Whether tackling big cities or quaint villages in Europe, you don't want to feel like a stranger in a strange land (even though that's what you are).
Oslo recently overtook Tokyo as the most expensive city in the world. That doesn't surprise me in the least.
How do you fit a whole trip's worth of luggage into a small suitcase or backpack? The answer is simple: Bring very little.
Mykonos is the classic Greek-island stop and, along with Santorini, it's the most touristy.
I'm standing on a tiny balcony overlooking the Times Square of all of Spain -- Madrid's Puerta del Sol.
For centuries, Great Britain's castles were the literal and political high points of their communities.
How to select the right destination? It ultimately depends on your interests, your tastes -- and what your experienced travel writer tells you.
For many travellers, a visit to one of the great treasure-chest museums -- Paris' Louvre, London's British Museum, Rome's Vatican -- is the highlight of a European trip.
Jostling through crowds of Germans and tourists in the Rhine River village of Bacharach, I climb to the sun deck of the ferry and grab a chair.
Whether joy-riding through the French countryside or navigating an urban jungle like Paris, maps are indispensable tools while travelling.

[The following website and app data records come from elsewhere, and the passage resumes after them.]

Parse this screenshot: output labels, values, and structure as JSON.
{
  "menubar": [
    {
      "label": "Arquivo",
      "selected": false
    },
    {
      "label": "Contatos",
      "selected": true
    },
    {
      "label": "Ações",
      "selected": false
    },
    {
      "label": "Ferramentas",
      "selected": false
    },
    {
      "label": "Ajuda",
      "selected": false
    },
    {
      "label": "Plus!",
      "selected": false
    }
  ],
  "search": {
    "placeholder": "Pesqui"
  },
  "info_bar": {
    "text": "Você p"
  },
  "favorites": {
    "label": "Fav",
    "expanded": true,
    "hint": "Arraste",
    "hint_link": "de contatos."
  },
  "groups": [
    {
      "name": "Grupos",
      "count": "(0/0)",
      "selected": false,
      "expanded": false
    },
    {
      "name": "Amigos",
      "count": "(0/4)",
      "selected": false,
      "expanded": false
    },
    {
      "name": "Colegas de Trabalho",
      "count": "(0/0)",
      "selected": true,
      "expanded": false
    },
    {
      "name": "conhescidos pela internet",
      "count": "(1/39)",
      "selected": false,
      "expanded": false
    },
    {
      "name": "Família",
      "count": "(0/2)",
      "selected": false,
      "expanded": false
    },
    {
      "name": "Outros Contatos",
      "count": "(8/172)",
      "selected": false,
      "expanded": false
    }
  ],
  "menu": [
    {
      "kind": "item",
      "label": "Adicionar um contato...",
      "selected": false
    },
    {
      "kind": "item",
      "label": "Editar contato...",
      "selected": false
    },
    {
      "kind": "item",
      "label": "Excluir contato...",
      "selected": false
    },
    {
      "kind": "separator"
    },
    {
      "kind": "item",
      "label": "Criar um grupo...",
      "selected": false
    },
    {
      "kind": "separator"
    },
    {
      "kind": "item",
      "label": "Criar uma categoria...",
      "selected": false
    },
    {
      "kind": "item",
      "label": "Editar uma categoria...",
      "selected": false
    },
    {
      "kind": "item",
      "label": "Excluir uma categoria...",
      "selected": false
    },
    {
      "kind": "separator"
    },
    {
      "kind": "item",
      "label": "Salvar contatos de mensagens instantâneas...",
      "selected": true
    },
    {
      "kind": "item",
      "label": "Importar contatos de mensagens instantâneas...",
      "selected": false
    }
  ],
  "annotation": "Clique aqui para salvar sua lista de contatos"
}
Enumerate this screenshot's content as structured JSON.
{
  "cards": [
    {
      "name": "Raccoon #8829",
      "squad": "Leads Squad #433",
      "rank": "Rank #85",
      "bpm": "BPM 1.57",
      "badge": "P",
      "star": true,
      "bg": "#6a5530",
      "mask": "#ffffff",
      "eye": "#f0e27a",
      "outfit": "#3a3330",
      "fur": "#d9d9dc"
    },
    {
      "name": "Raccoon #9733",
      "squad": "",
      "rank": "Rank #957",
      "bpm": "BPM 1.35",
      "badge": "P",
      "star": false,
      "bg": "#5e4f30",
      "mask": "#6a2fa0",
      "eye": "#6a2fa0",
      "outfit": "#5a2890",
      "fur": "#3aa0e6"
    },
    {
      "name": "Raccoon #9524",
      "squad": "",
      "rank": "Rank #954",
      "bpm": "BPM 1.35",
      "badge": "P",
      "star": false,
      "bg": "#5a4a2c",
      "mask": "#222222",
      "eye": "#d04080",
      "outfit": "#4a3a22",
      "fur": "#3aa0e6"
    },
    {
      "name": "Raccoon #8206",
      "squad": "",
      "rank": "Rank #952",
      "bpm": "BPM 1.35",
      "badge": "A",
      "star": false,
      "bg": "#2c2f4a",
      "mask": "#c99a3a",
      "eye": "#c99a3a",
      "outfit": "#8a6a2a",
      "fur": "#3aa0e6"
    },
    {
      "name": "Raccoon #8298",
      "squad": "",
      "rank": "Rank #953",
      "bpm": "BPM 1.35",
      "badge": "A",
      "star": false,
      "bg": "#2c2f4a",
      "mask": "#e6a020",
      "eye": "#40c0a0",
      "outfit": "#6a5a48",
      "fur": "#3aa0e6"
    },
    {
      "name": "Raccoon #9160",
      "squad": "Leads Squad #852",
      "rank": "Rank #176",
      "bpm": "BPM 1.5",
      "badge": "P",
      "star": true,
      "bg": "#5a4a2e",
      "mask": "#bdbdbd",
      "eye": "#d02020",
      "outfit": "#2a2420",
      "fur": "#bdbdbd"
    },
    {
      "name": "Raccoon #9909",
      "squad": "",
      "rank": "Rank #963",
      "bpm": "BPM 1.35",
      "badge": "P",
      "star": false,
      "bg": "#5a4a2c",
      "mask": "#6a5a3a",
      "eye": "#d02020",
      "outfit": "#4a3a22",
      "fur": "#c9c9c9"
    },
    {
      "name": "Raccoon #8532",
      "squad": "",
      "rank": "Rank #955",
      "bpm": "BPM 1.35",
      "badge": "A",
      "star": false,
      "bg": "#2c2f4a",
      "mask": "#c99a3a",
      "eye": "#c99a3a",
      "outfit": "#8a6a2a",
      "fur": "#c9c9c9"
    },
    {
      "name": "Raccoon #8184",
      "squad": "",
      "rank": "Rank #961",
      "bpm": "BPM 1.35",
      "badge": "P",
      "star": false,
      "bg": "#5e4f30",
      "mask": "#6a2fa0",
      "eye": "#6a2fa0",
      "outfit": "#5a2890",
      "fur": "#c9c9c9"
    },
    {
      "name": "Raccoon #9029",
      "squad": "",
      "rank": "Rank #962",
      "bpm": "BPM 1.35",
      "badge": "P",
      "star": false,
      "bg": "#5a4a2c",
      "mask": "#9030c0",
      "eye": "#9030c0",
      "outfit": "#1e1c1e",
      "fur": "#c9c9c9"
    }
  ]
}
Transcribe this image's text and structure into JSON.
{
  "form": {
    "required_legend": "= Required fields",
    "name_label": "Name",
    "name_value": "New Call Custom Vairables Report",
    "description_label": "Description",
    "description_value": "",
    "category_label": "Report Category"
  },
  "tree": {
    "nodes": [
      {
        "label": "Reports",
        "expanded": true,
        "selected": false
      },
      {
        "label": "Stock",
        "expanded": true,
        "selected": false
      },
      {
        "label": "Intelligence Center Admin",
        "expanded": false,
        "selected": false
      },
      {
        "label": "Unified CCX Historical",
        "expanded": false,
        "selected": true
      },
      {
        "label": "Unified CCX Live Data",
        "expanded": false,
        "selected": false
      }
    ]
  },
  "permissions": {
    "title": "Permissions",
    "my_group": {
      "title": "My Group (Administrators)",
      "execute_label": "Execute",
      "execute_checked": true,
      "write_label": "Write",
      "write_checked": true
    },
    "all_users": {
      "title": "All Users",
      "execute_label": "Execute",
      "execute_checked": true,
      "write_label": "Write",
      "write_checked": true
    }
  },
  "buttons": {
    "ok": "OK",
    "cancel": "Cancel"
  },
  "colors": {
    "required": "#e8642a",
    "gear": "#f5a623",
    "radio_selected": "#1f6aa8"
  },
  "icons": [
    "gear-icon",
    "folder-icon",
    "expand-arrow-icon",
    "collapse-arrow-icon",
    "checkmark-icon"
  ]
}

Rome's gateway to the East -- was Europe's first super highway and the wonder of its day.
It's not what you spend or pack that makes your trip memorable; it's the state of mind you bring.
In my early days, I earned my plane ticket to Europe by working as an escort for a bus tour company.
One look at London's skyline, and it's clear the city is shifting east.
In Budapest, Hungary's vibrant capital, you can sample spicy paprika at the Great Market Hall (designed by Gustave Eiffel), sip coffee in a genteel turn-of-the-20th-century cafe, and enjoy an affordable performance at the luxurious Opera House.
As far as I'm concerned, there are two IQs for travellers: Those who queue, and those who don't. If you plan ahead, you can avoid nearly every line that tourists suffer through (except for security checks).
At exactly 10:15 a.m. in the courtyard of the Zwinger palace complex in Dresden, 40 Meissen porcelain bells began a sweet three-minute melody.
This modern capital -- Europe's highest, at more than 650 metres -- has a population of 3.2 million.